» **What is needed**
Go to the line with "Parse this screenshot: output" in the entries below and write out every line from there through the line with "Convert this screenshot", exactly and without pictures.
================================
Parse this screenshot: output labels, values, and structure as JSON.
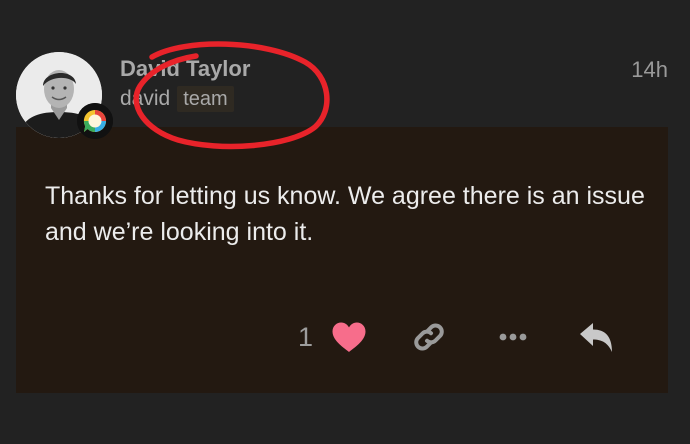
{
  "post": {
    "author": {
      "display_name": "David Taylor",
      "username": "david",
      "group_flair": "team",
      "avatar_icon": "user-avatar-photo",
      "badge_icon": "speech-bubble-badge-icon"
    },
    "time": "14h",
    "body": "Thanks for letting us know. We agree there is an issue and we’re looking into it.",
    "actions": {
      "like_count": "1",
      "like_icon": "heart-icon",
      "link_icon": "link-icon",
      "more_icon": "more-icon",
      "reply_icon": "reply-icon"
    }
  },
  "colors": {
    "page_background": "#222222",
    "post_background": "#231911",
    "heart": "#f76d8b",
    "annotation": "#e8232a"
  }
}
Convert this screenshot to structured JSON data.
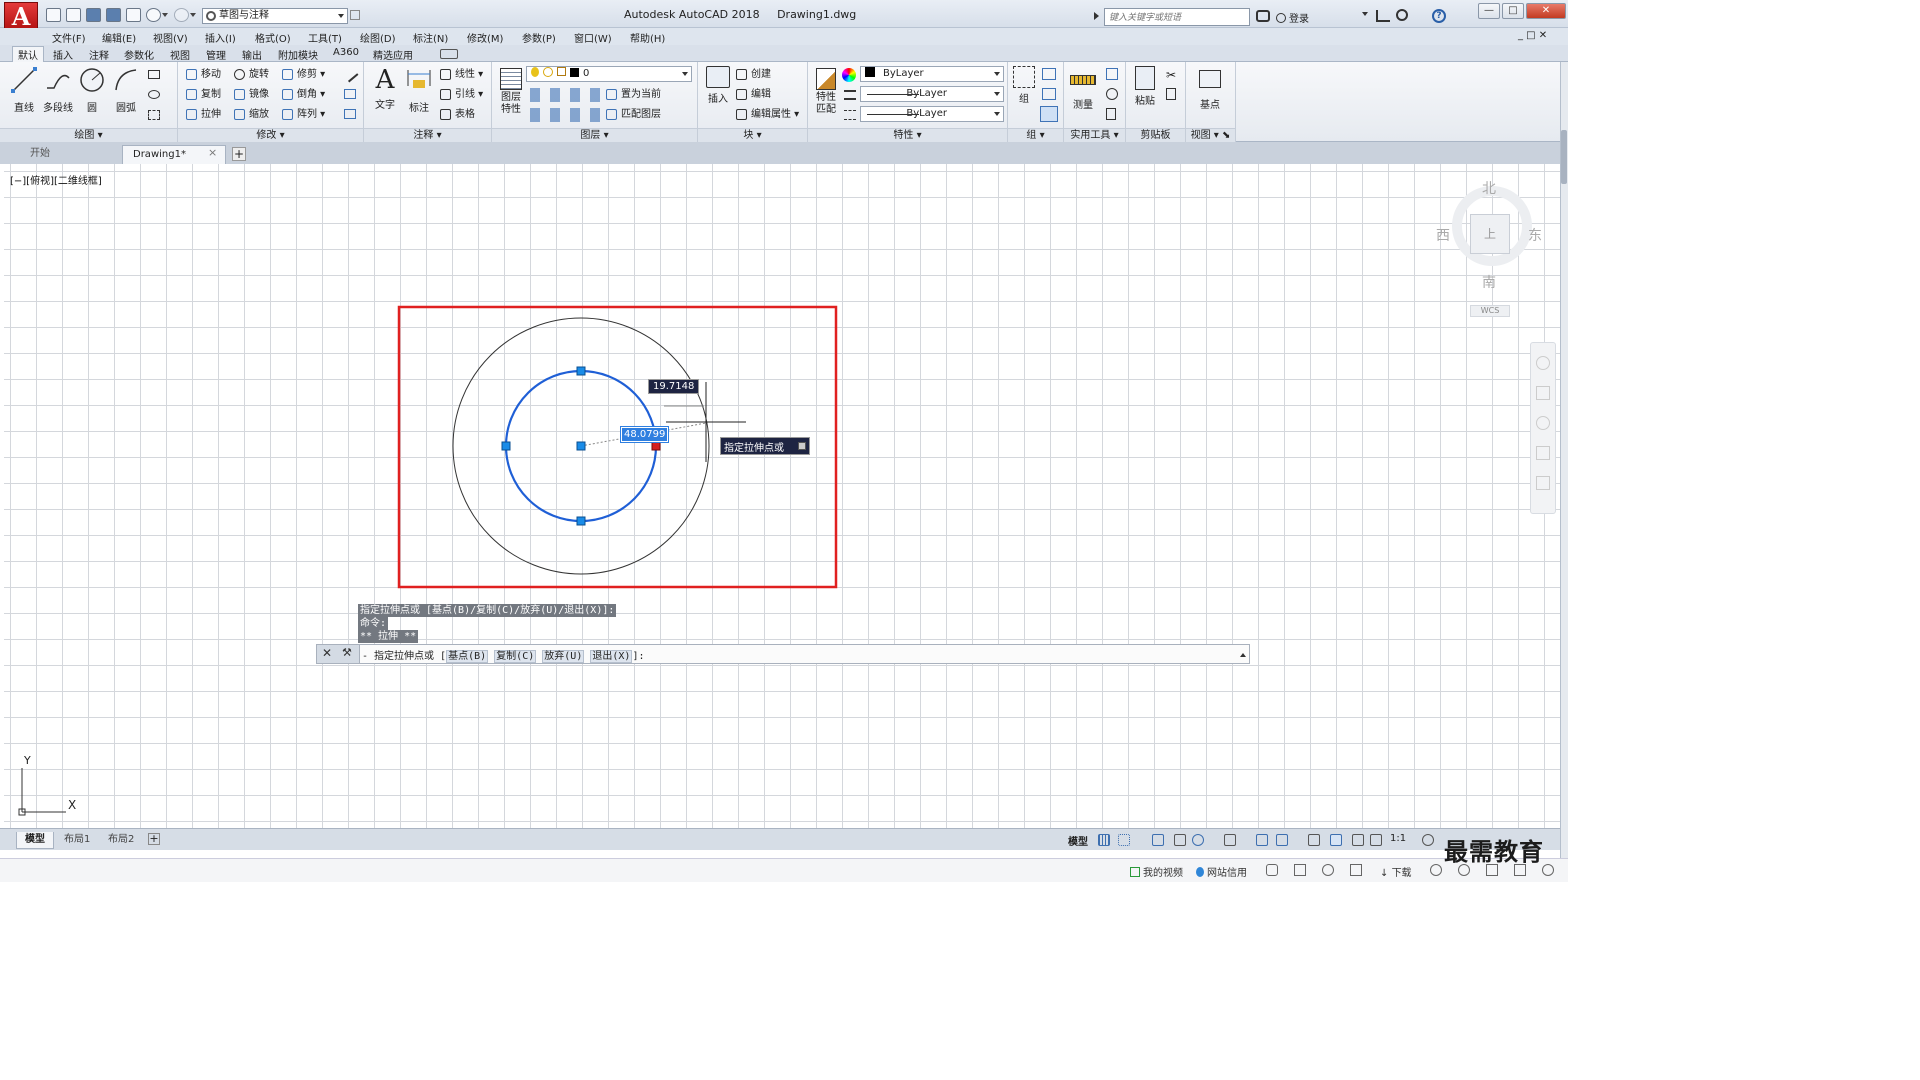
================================
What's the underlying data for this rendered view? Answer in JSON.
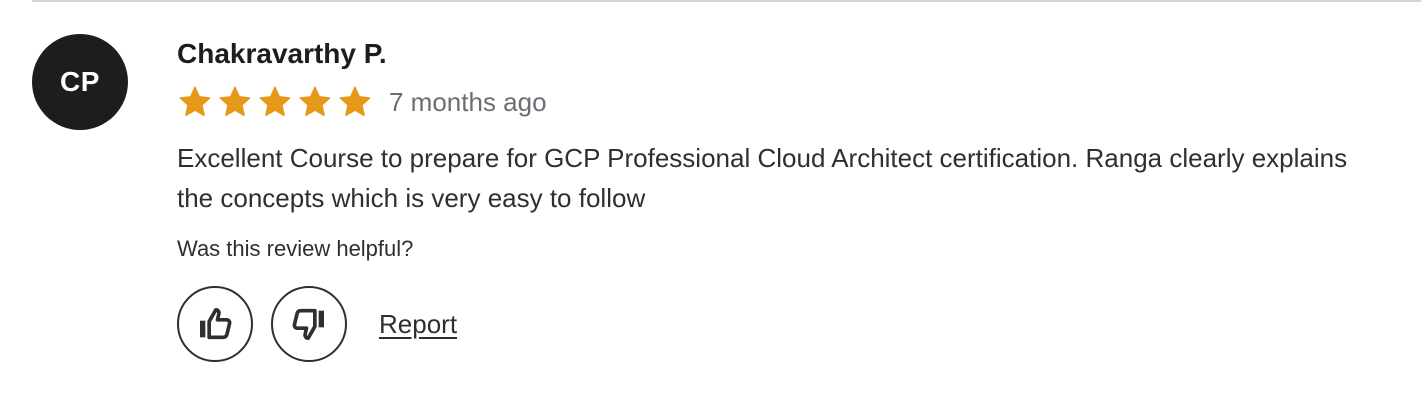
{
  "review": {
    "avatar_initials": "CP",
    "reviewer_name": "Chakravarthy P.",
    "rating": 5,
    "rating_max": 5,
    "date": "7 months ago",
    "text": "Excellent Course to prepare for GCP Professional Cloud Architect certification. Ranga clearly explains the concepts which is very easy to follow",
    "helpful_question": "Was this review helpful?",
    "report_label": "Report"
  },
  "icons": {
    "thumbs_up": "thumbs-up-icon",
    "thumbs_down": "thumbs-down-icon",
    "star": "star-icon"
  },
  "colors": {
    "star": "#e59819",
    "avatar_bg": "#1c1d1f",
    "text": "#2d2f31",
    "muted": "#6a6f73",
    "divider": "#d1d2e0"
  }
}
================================
» **Solved problem**
Parse this screenshot: output labels, values, and structure as JSON.
{
  "post": {
    "author": {
      "display_name": "David Taylor",
      "username": "david",
      "group_flair": "team",
      "avatar_icon": "user-avatar-photo",
      "badge_icon": "speech-bubble-badge-icon"
    },
    "time": "14h",
    "body": "Thanks for letting us know. We agree there is an issue and we’re looking into it.",
    "actions": {
      "like_count": "1",
      "like_icon": "heart-icon",
      "link_icon": "link-icon",
      "more_icon": "more-icon",
      "reply_icon": "reply-icon"
    }
  },
  "colors": {
    "page_background": "#222222",
    "post_background": "#231911",
    "heart": "#f76d8b",
    "annotation": "#e8232a"
  }
}
Convert this screenshot to structured JSON data.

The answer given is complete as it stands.